The woman knows Marlowe because she and Canino had time to go through his pockets, but she doesn’t think he looks so dangerous and is willing to accommodate him a bit—she turns off the glaring lamp when he asks. He asks where Canino and Huck are—“digging a grave,” perhaps. “They had to go somewhere,” she replies mildly. But her tone turns sharp when he reveals that he knows who she is—Mona Gage Mars—because the revelation puts him “in a bad spot” and she hates killing. She brings him a drink and helps him drink it, and her breath on him “was as delicate as the eyes of a fawn.” Mona asks why Marlowe has taken such risks to find Regan, since “Eddie wasn’t doing you any harm.” When he says that Mars killed Regan, she doesn’t move, but she draws in breath harshly and denies it: “Eddie’s not that sort of man.” He just provides a place for people to gamble. Marlowe sternly sets her straight: Mars is an ambitious man with the power to do whatever is necessary to get what he wants—money. Canino is his tool, a man who would happily “beat my teeth out and then kick me in the stomach for mumbling.”

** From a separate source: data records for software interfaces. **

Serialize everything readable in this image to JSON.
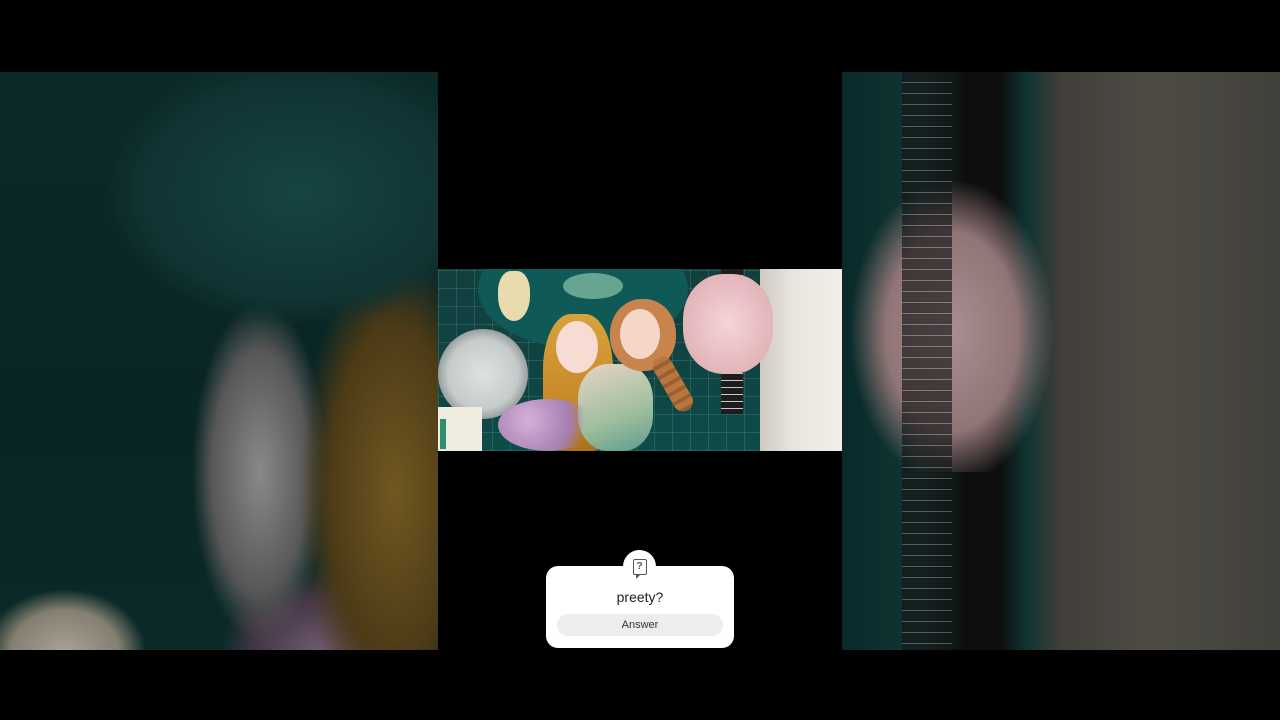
{
  "sticker": {
    "icon": "question-box-icon",
    "icon_glyph": "?",
    "question": "preety?",
    "answer_label": "Answer"
  },
  "colors": {
    "background": "#000000",
    "sticker_bg": "#ffffff",
    "answer_button_bg": "#ededed"
  }
}
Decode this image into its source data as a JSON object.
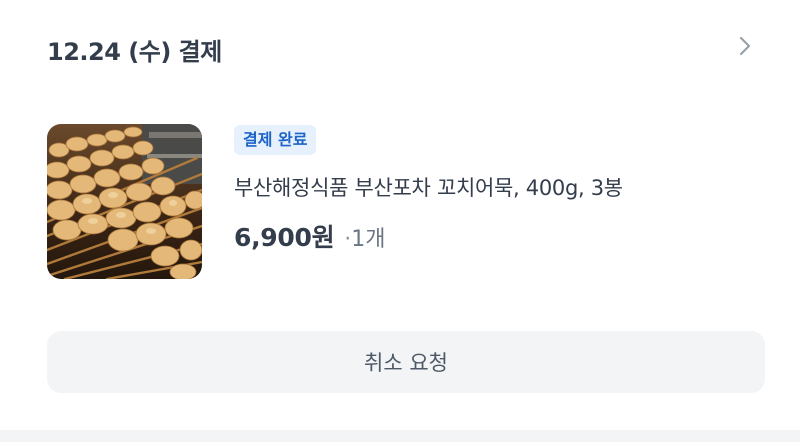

Mona thinks about this. Marlowe comments—to fill space—that her platinum hair is out of style, but she explains that it’s a wig. Her own hair, she shows him, is cropped close like a boy’s. She had it cut to show Mars that “I was willing to do what he wanted me to do—hide out. That he didn’t need to have me guarded. I wouldn’t let him down. I love him.” Suddenly she goes to the kitchen for a knife, with which she cuts the ropes binding Marlowe. Surprised, he advises her to come with him and explains that Harry Jones knew her hiding place and that Canino killed Jones because he knew. “But Eddie Mars wouldn’t do that, would he, Silver-Wig? He never killed anybody. He just hires it down.” Mona orders him to get out, her knuckles white, but Marlowe points out that Canino doesn’t know that Marlowe knows—that Jones (and Agnes) gave him the information. What motive does Canino have to kill him, if Mars is not concerned with him?

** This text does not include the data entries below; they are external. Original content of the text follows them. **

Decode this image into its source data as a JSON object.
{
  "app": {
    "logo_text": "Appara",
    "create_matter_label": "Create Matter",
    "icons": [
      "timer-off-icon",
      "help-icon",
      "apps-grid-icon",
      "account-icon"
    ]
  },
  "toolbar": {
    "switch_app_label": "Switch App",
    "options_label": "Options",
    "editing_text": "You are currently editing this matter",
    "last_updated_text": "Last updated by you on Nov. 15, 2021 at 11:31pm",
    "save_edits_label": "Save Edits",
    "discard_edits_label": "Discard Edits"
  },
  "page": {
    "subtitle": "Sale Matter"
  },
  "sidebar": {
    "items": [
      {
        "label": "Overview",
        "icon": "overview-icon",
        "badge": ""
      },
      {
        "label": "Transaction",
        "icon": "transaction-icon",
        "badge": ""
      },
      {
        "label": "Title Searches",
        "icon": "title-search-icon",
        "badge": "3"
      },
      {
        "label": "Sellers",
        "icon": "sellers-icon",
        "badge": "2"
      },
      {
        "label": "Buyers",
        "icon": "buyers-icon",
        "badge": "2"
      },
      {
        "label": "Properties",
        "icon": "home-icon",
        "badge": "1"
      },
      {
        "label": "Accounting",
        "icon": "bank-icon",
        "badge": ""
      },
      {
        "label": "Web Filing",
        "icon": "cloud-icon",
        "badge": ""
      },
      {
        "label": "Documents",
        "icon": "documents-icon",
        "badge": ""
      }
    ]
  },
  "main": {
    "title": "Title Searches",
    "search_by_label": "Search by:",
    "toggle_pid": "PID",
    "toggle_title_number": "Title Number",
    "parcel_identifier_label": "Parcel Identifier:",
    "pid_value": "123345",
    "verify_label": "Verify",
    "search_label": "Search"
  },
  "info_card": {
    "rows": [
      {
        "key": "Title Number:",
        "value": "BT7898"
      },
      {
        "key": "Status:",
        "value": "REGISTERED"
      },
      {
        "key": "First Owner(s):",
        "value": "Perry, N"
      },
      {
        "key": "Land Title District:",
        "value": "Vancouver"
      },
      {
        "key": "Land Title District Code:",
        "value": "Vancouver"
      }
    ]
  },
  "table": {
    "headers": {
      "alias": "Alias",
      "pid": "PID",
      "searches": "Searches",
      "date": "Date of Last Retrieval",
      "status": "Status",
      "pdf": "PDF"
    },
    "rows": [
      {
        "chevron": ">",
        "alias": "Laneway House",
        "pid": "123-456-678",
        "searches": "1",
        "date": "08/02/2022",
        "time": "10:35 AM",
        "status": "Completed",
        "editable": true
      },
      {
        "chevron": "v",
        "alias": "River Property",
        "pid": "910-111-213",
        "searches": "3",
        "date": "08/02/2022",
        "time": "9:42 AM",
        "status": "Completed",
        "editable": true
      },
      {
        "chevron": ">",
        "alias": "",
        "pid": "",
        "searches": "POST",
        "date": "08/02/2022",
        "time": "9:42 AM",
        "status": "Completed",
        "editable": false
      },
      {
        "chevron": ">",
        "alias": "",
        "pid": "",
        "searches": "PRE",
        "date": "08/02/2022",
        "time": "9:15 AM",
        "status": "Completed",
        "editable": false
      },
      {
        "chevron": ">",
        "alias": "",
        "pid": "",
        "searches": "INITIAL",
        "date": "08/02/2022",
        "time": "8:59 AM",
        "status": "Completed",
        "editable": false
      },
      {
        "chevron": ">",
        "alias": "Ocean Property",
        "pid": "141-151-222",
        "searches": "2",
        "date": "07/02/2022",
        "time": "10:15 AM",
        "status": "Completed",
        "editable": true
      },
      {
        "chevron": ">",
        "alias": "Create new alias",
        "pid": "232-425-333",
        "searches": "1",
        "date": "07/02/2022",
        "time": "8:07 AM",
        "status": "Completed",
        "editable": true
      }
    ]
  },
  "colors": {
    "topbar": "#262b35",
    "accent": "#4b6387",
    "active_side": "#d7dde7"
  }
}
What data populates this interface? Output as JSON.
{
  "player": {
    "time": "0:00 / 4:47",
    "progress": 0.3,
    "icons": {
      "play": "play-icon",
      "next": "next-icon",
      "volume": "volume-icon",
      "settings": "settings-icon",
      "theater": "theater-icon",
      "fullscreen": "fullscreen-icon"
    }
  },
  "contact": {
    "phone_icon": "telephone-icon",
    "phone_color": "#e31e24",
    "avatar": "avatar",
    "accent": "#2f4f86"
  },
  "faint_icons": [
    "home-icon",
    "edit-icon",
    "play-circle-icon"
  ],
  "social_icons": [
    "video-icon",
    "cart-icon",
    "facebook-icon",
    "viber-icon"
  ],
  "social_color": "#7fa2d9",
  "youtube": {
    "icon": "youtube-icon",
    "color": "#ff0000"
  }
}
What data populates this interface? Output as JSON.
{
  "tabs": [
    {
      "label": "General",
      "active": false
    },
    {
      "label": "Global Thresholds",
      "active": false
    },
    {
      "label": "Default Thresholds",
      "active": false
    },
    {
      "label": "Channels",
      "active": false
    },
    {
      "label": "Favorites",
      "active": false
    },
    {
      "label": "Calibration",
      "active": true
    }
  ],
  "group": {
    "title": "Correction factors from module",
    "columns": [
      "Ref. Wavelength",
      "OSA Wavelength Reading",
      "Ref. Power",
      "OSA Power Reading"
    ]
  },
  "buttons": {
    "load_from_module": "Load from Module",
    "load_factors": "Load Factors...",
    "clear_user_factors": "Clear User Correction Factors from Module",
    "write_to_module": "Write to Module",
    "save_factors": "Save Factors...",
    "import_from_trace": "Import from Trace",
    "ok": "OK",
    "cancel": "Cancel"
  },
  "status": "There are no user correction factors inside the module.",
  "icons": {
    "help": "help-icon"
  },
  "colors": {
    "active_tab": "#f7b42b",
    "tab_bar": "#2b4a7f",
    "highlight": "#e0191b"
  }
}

Mona shakes and laughs “a racking laugh.” She seems puzzled, as if she can’t make everything she knows fit right. Women, she muses—she still loves him! Marlowe connects the facts that Mona can’t face: Canino will be back—a “man who kills like swatting a fly”—and know that she let him go. He’ll kill Mona without a thought for his boss, Mars, because Mars is “a handful of mush . . . . Canino would take him with a teaspoon.” She forces him out the door, insisting again that Regan is alive and well somewhere. Before he goes, Marlowe assures her that everything is going according to plan and kisses her on lips “like ice.”

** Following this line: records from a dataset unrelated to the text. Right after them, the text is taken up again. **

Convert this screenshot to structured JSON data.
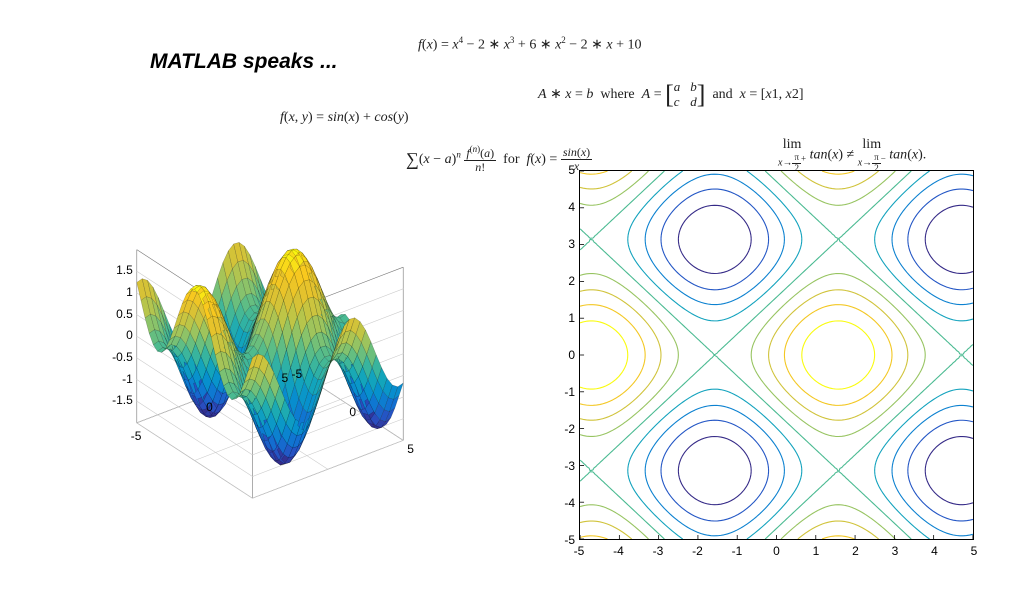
{
  "title": "MATLAB speaks ...",
  "equations": {
    "poly": {
      "text": "f(x) = x⁴ − 2 ∗ x³ + 6 ∗ x² − 2 ∗ x + 10"
    },
    "surface_fn": {
      "text": "f(x, y) = sin(x) + cos(y)"
    },
    "linear": {
      "pre": "A ∗ x = b  where  A =",
      "a": "a",
      "b": "b",
      "c": "c",
      "d": "d",
      "post": " and  x = [x1, x2]"
    },
    "taylor": {
      "sum_sym": "∑",
      "body1": "(x − a)",
      "sup_n": "n",
      "frac_num": "f⁽ⁿ⁾(a)",
      "frac_den": "n!",
      "mid": "  for  f(x) = ",
      "frac2_num": "sin(x)",
      "frac2_den": "x"
    },
    "limit": {
      "lim": "lim",
      "sub1": "x→π⁄2⁺",
      "tan": "tan(x)",
      "neq": " ≠ ",
      "sub2": "x→π⁄2⁻",
      "dot": "."
    }
  },
  "chart_data": [
    {
      "type": "surface",
      "title": "",
      "function": "sin(x)+cos(y)",
      "xlim": [
        -5,
        5
      ],
      "ylim": [
        -5,
        5
      ],
      "zlim": [
        -2,
        2
      ],
      "z_ticks": [
        -1.5,
        -1,
        -0.5,
        0,
        0.5,
        1,
        1.5
      ],
      "x_ticks": [
        -5,
        0,
        5
      ],
      "y_ticks": [
        -5,
        0,
        5
      ],
      "colormap": "parula"
    },
    {
      "type": "contour",
      "title": "",
      "function": "sin(x)+cos(y)",
      "xlim": [
        -5,
        5
      ],
      "ylim": [
        -5,
        5
      ],
      "x_ticks": [
        -5,
        -4,
        -3,
        -2,
        -1,
        0,
        1,
        2,
        3,
        4,
        5
      ],
      "y_ticks": [
        -5,
        -4,
        -3,
        -2,
        -1,
        0,
        1,
        2,
        3,
        4,
        5
      ],
      "levels": [
        -1.6,
        -1.2,
        -0.8,
        -0.4,
        0.0,
        0.4,
        0.8,
        1.2,
        1.6
      ],
      "colormap": "parula"
    }
  ]
}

Mona Gage Mars has been a phantom character for much of the novel. Readers hear characters describe her beauty—Agnes says of her, “If you ever see her, you won’t make a mistake the second time.” That is, she is so striking that no one who sees her can forget her. Somehow, readers have sensed, Mona ties other characters together, and this chapter reveals how. Her love for Mars is so deep that she willingly shears her hair to prove it, denuding her beauty at a time when women did not wear their hair short. Her trust in Mars is so profound that she doesn’t fear Canino. Her allure is so great that Marlowe risks his life, staying in the house longer than he should to try to persuade her to flee with him, and he exacts a cold kiss before he leaves. Mona and her criminal husband stand at the center of the story, tying the other characters to each other in strangling knots.